How To Navigate Heteronormativity When You're Gay On Valentine's Day

by Alan Jude Ryland

When you’re gay on Valentine’s Day, you are constantly reminded of the lack of representation of men and women just like you in advertising, marketing campaigns and even in the terrible shopping catalogs that get sent to your apartment.

When you’re gay on Valentine’s Day and are bombarded with heteronormative scenery — from the couples kissing in the street and holding hands to the men buying gifts in the form of oversized teddy bears and chocolate — you look at yourself and wonder where you went wrong.

When you’re gay on Valentine’s Day, the reality hits you.

You realize there is rarely a day as successful as this one at highlighting every single sad story you’ve ever believed about yourself.

And the biggest one you tell yourself?
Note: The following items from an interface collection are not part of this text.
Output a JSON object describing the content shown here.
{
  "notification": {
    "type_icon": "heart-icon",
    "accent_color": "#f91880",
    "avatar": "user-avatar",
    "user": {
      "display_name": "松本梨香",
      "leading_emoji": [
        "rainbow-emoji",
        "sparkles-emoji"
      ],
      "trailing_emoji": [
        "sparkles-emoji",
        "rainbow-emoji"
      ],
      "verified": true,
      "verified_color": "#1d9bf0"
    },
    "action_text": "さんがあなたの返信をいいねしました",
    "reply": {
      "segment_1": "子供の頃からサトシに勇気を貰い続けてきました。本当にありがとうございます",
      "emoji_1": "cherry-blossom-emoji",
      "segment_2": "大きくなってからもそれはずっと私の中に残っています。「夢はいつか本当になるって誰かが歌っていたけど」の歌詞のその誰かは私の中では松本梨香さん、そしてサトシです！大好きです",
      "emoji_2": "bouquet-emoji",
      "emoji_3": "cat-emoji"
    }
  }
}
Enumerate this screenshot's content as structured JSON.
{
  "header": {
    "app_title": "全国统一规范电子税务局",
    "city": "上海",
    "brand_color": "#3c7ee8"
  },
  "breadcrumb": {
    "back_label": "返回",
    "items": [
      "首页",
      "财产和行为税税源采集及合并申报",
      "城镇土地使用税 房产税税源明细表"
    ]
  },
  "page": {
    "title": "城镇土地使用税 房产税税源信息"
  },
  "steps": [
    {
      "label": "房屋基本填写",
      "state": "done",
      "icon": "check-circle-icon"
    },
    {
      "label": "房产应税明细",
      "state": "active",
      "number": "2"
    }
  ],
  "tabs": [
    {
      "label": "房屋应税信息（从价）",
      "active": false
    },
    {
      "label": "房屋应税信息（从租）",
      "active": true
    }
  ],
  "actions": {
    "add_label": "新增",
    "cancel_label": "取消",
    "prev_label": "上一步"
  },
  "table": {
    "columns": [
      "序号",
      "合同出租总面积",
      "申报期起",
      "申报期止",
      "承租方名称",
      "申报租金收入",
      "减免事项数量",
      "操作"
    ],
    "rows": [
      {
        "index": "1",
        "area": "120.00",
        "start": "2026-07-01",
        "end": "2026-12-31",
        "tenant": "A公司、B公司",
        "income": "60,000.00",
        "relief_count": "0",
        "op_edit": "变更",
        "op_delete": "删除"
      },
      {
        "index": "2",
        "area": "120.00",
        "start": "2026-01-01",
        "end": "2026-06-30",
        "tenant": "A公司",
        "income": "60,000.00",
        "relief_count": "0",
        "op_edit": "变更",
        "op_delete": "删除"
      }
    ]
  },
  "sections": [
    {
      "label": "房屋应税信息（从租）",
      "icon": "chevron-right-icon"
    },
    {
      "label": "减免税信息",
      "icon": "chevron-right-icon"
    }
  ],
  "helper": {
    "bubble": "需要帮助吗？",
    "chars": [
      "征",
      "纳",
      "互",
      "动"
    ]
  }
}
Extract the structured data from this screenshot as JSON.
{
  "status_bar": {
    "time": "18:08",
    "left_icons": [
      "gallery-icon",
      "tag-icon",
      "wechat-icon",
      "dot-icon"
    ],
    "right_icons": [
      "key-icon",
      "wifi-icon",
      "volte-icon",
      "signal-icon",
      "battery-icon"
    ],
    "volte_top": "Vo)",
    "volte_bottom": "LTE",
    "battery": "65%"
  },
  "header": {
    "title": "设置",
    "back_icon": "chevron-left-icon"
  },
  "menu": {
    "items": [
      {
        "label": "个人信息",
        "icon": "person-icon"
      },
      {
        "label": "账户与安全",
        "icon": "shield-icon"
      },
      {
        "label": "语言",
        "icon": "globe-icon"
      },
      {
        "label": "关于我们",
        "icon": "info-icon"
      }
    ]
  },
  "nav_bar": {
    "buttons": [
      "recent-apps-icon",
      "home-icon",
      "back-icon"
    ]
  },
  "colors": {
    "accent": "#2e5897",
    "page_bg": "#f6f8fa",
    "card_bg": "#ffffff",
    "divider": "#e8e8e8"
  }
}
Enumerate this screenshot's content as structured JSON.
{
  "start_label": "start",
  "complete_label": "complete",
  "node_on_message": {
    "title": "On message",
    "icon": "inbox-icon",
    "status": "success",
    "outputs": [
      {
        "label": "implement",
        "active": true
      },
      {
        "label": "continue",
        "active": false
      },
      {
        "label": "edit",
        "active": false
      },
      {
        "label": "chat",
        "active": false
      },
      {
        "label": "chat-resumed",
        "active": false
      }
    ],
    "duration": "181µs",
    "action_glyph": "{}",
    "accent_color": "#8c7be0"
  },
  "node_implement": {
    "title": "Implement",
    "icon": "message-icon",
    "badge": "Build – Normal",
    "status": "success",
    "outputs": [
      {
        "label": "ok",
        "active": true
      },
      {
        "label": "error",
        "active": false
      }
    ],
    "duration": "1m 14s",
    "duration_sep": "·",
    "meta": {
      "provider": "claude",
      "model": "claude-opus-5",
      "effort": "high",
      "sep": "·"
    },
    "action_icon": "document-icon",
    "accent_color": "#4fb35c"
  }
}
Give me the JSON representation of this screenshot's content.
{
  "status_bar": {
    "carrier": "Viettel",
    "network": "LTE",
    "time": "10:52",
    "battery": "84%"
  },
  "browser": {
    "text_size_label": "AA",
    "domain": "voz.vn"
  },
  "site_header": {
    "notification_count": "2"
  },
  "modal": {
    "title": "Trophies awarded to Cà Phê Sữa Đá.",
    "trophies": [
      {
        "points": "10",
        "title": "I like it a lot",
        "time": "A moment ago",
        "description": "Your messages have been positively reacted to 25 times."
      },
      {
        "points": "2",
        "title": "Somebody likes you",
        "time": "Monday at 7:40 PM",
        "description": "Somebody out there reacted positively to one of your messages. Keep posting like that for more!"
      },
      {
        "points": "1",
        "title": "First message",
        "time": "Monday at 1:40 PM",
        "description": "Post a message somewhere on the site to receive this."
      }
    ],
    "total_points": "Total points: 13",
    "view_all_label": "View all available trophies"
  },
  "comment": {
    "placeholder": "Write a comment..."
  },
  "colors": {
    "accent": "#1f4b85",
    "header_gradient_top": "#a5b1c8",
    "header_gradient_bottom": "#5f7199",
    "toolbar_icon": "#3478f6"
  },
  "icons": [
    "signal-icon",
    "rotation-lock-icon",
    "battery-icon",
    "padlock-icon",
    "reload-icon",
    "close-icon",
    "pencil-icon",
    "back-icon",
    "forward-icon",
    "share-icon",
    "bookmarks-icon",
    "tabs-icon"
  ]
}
That the probability you’ll be alone forever is in danger of proving itself 100 percent true.

That’s not reality, but it may seem that way.

What can I say to ease the mind of the gay man living in areas nowhere near as privileged as my own?

I live in New York City, a mecca of fun, enlightenment, parties, bar-hopping, culture, food, passion and love.

You, dear reader, may live in a small town with few options.

The nearest potential hangout spot might be a gay bar or club many miles outside your city’s limits.

For all I know, Grindr may be your only point of reference.

But, I can tell you that much of the disappointment and disillusionment is the same.

I’ve been there, and so has everyone else.

At some point, however, you have to see the holidays as just another day.

One day, you woke up and realized you didn’t need a huge pile of presents underneath your Christmas tree.

A pair of socks may have filled the gap for their practical, lasting value, not their monetary value.

By that same token, a boyfriend or girlfriend operates in the same way.

They’re material possessions to be had.

There are entire romantic comedies constructed around the concept of finding someone just in time for the big day.

You know that’s shallow, so why should you accept anything less?

Is it because it is ingrained in us to settle?

Is it because for so long, our governments, the people around us and even the greeting card companies have done their best to make us obsolete?

On the other hand, if you know how shallow it is and just want the company, then by all means, go out and find someone.

There is an endless supply of company out there.

Sex is easy, and f*ck buddies are abundant.

There's nothing wrong with that, and whoever says he or she can’t appreciate that is a liar.

However, sex may be easy, but connections take work.

My cousin and I are both gay, though he is 17 years my senior and has had — I presume — more time to figure himself out.

I bring him up because I distinctly recall how much I irked him, how he could look at me and know I was different, though it would have been beyond him to voice his suspicions.

Certainly, it would have been beyond me to articulate them, let alone confirm or deny.

The difference between the two of us is that I — as the voracious reader that I was (and still am) — would have reveled in a newfound method to express myself.

I would have played with language for hours like you would a toy, and he would have continued to retreat into himself.

I was already an awkward teenager by the time his sexuality was confirmed.

By then, however, I did have the language to convey how I felt.

I could only conclude that I reminded him of himself, or shall I say, the person he could not bring himself to be.

“If you don’t want to be alone for the rest of your life, then stop that,” he said.

I was humming along to the latest music video from Madonna. (Ray of Light was making waves at the time.)

But, I haven’t been alone.

I even had a fiancé once upon a time.

It didn’t work out, but it happened.

The possibility was there, and I grabbed it.

Isn’t that more than I could have dared to dream of as a sullen teen?

I accepted that I drown in my reasons.

We all have reasons for the things we do (or don’t do), and much of the time, they are the lies we tell ourselves, ingrained in us from childhood.

They keep us from going the distance or qualifying our lives.

We end up quantifying them because the universe does not tolerate empty space.

So, if you’re gay on Valentine’s Day and have someone to love, I am more than happy for you.

I’ve been there before.

I had several years with a great man, and I trust that I’ll find something like it again.

I trust that I will find it again, even with the pain that came before him and the pain that came after him.

I say this because I know I am not immune to the weight of my history.

Neither are you.

But if you’re single and gay on Valentine’s Day and feel the familiar pressure once again amidst a sea of commercialism gone awry, share yourself openly with your friends, your family and your neighbors.

Even if you go to dinner alone, enjoy that dinner because you’re paying for it, and you’ve earned it.

While you’re at it, take a look at the great big world around you and know there’s more to life than the space you occupy.

Give yourself to the world, and watch the size of your heart multiply faster than you could ever know what to do with it.

Because then you'll stop being gay on Valentine's Day.

You'll just be single and okay with it.